Flashback Friday: For The Love of "All Mod Cons"!



As a kid in a a small town in Michigan, circa 1981, one's exposure to music beyond what you heard on the FM dial or saw on TV (on one of the three channels we had back then) was pitifully limited.  If not for Solid Gold, Don Kirschner's Rock Concert, The Midnight Special, Saturday Night Live, and Friday's, I'd have died of cultural starvation.  Out of sheer survival, my senses became increasingly heightened, honed to a sharp, pinpoint edge.  If there was awesome non-mainstream music to be found, my sonar would detect it.

The night began innocently enough, my dad arriving home from work and agreeing to take we kids (my bro and sis) to the county fair.  As we bounced off the walls with anxious excitement, he then took a half-hour nap that seemed to last an eternity.  I felt like running in there and shaking him awake, yelling, "come on Dad, we're burning daylight", but my brother talked me out of it.

We reached the fair at the crack of dusk and were each given a few bucks with which to dizzify ourselves on rides, cotton candy and elephant ears.  For the next few hours, I cruised the fairgrounds looking for something that looked, well, remotely interesting.  Once you've been to an actual amusement park, which I had, a county fair can be a bit of a letdown.  With minutes before closing time, I realized that I still had almost all the money my parents had given me.

Holy shit, I thought, better spend it.  Too late, we were now heading towards the parking lot.  Just off the midway, tucked next to a row of porta-john's, there was a tent selling a wide array of pointless crap: black-light posters of skeletons and unicorns, whoopie cushions, wall-size Led Zep tapestries, etc.  There at the back, stuffed under a table holding kiddie fireworks (sparklers, smoke bombs, and so on) and stuffed animals (for those who couldn't win them) was a large wooden crate.

A closer look revealed that said crate was full of records.

Most of it was of the usual cut-out bin variety; Yes, Frampton, Foghat, and so on.  And then I saw it, The Jam All Mod Cons.  I had never heard the Jam, much less heard of them, but I bought the album anyway.  I wasn't expecting much, having been burned many times before by spontaneous purchases based on cool cover art: Ambrosia Road Island, anyone?

So imagine my surprise when I got home, put the record on my turntable, and what I heard didn't suck.  In fact, the sound so delighted my ear holes that, for the next few days, I would play nothing else.  Even my dad noticed.  His workshop was mere feet from my room and, after about six straight hours of Jamming, he poked his head into my room and suggested I play something else.    
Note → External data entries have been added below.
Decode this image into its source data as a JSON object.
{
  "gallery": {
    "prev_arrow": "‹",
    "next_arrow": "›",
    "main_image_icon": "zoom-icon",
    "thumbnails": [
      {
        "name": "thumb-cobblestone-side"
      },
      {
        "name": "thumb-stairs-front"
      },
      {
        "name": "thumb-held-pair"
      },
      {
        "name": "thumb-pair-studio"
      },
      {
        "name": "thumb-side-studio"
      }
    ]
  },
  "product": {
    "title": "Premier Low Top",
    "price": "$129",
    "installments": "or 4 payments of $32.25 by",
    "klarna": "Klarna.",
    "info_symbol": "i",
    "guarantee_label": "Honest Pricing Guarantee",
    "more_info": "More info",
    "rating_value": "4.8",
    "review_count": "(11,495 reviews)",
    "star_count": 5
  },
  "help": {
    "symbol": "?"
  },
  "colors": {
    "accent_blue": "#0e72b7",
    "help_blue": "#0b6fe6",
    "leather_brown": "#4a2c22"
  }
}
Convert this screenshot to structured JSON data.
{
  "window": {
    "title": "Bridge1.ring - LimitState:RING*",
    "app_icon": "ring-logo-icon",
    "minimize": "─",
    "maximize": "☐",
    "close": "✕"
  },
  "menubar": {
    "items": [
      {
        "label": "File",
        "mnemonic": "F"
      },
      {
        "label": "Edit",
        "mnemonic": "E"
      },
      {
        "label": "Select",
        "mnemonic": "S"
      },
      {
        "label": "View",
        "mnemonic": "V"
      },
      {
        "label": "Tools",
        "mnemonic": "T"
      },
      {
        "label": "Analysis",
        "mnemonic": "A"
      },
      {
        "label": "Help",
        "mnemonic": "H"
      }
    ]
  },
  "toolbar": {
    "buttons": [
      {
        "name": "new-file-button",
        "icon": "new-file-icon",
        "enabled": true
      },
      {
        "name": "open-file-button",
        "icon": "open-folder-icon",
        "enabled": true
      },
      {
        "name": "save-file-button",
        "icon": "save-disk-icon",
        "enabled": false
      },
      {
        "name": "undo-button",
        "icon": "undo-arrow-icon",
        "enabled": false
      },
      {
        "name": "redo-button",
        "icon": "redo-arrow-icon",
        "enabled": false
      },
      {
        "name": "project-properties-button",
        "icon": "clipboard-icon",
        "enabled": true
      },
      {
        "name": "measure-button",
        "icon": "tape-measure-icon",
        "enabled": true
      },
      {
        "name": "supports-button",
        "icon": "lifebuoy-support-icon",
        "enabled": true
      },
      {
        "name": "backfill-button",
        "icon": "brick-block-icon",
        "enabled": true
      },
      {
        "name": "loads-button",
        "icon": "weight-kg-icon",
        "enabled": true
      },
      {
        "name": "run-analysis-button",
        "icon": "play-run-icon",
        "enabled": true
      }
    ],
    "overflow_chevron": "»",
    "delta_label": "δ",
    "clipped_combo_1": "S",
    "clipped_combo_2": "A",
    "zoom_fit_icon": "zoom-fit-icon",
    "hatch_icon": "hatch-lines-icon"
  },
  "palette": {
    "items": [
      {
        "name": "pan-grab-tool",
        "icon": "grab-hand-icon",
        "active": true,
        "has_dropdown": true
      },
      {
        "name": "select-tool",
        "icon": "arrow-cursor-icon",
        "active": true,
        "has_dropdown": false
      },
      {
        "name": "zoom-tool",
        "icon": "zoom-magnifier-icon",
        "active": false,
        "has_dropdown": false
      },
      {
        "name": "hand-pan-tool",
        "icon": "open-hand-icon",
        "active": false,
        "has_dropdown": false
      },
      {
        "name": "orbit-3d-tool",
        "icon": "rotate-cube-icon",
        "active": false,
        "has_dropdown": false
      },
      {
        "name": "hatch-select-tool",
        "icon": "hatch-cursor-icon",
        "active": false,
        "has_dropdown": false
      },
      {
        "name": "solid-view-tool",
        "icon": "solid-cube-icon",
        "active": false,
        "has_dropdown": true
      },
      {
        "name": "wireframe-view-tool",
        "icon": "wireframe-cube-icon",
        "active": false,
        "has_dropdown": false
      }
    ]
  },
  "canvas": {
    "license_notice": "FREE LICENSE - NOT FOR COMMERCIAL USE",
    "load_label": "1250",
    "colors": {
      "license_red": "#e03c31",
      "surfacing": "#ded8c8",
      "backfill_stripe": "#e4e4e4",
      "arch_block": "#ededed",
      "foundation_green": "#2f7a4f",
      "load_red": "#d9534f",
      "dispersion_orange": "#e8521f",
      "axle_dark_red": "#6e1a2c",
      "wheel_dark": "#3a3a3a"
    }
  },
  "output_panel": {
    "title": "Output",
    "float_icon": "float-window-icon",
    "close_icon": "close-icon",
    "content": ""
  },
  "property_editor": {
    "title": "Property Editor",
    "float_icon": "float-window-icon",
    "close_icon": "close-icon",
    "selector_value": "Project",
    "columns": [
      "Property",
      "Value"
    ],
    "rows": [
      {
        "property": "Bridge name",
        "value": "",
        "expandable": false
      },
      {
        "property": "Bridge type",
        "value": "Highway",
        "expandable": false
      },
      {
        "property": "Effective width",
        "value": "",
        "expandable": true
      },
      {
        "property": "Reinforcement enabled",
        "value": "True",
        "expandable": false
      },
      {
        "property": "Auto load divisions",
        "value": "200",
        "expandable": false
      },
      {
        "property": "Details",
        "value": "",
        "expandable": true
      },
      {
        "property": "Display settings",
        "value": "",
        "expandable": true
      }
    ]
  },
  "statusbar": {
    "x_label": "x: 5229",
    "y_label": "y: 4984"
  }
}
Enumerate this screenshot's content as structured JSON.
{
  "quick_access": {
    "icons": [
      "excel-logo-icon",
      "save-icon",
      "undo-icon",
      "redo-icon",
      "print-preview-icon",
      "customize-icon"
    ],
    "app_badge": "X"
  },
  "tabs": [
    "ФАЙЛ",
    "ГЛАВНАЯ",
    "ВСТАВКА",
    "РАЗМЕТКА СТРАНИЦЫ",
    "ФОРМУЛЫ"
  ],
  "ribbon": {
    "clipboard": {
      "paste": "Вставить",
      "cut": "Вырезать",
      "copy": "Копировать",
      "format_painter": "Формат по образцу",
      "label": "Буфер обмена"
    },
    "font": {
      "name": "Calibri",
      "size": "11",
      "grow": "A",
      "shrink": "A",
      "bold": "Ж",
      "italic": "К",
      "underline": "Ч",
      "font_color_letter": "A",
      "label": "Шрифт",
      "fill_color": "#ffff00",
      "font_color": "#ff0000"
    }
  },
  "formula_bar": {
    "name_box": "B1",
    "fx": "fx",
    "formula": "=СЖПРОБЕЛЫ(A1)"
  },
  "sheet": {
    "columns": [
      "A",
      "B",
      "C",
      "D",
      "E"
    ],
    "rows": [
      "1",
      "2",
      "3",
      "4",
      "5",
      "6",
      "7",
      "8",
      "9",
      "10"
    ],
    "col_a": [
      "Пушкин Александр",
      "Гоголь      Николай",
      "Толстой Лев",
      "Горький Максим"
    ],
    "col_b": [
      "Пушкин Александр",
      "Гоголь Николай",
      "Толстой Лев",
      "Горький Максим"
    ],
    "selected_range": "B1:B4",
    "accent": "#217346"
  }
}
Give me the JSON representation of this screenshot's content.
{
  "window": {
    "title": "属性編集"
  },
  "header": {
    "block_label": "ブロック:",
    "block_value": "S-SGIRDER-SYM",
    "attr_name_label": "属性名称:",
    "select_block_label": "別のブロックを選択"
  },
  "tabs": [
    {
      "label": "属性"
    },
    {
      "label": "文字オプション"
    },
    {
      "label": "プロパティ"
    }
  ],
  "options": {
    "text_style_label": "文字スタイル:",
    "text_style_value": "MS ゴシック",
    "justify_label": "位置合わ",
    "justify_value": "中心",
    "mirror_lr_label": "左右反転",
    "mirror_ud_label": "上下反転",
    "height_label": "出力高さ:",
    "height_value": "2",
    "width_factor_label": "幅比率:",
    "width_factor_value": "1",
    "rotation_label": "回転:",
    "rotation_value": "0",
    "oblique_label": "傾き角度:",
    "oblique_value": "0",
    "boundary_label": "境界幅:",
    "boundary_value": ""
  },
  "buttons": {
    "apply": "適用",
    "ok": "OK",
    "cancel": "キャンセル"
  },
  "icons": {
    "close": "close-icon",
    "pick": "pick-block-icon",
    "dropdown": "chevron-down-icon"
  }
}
Considering I was probably still in my Kiss phase, the fact that I fell so hard for the most Brit-centric trio of the modern age still surprises me.  What was it that attracted me so?

Probably the same thing that attracts me to this day: Weller's confident urgency, alternating disdain and love for his homeland, and a Ray Davies-influenced flair for making daily minutiae seem somehow romantic and hopeless at the same time.

Weller's music, whether performed by the Jam, Style Council, or solo, remains explosive, yet precise; brash, yet refined; modern, but rooted in the past.  And through it all, he has remained so decidedly British that you almost have to wonder how a copy of All Mod Cons found its way into the same crate with Foghat, Frampton and Yes.

I know, I know, they're all British, but, let's face it, those acts owed their existence to we Americans.  Paul Weller, on the other hand, has never needed America a single day in his life.  When he tours the States, he does so because he wants to, not because he needs to, and we fans are the better for it.

And when a documentary of the making of All Mod Cons finds its way to YouTube, you better believe this writer hangs on every second as new light is shed on what I consider to be Paul Weller's finest moment.

Superior St. Rehearsal Facility

No comments:

Post a Comment

Instagram